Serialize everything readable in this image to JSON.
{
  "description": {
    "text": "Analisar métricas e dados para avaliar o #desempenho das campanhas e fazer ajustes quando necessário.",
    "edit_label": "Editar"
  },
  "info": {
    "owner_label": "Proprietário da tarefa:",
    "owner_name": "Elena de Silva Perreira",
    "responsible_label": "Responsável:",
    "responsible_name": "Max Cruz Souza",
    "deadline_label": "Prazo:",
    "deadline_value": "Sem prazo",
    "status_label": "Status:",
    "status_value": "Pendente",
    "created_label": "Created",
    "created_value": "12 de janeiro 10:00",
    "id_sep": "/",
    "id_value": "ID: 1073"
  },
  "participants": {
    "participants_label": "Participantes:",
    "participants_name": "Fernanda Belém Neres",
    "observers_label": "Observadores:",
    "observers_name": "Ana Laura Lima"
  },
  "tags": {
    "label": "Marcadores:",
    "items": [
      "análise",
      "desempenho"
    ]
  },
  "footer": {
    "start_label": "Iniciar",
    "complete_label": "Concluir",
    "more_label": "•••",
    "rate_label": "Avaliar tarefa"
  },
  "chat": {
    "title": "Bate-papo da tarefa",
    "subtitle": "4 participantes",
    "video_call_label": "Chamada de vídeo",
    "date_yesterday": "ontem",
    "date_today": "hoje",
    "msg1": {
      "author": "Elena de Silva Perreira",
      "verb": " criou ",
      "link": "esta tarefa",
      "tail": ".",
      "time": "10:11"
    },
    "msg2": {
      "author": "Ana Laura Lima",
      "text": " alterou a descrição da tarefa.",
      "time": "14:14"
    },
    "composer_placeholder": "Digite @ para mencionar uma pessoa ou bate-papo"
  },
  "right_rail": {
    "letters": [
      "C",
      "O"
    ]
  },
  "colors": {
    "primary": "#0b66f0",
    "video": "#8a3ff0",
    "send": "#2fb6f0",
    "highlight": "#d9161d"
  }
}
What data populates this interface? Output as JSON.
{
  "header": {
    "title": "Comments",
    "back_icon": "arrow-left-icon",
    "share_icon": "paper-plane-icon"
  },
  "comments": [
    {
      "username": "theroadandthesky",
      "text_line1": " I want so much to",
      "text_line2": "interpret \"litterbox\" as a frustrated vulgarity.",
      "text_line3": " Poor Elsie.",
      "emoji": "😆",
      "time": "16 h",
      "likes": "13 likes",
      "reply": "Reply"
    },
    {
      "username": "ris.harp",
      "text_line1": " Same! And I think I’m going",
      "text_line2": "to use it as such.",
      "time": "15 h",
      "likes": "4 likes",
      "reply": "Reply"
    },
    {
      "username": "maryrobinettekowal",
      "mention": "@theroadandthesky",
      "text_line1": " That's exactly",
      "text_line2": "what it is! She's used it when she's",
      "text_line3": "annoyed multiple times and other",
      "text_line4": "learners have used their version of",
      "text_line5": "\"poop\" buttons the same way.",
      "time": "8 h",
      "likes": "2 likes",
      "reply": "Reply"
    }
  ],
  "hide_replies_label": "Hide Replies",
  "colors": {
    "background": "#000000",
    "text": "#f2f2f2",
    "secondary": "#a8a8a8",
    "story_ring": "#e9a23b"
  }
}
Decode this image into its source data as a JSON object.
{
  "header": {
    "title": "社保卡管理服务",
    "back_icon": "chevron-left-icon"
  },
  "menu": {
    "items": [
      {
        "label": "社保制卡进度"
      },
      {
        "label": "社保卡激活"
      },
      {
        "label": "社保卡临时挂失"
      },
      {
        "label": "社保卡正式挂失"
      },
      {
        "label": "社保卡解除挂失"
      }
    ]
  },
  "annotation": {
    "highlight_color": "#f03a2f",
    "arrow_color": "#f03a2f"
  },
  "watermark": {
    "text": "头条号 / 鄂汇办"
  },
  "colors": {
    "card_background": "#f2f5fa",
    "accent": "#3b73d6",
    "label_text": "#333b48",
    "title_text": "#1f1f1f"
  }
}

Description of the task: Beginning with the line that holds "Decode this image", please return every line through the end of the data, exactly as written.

Output for this exercise:
Decode this image into its source data as a JSON object.
{
  "header": {
    "title": "社保卡管理服务",
    "back_icon": "chevron-left-icon"
  },
  "menu": {
    "items": [
      {
        "label": "社保制卡进度"
      },
      {
        "label": "社保卡激活"
      },
      {
        "label": "社保卡临时挂失"
      },
      {
        "label": "社保卡正式挂失"
      },
      {
        "label": "社保卡解除挂失"
      }
    ]
  },
  "annotation": {
    "highlight_color": "#f03a2f",
    "arrow_color": "#f03a2f"
  },
  "watermark": {
    "text": "头条号 / 鄂汇办"
  },
  "colors": {
    "card_background": "#f2f5fa",
    "accent": "#3b73d6",
    "label_text": "#333b48",
    "title_text": "#1f1f1f"
  }
}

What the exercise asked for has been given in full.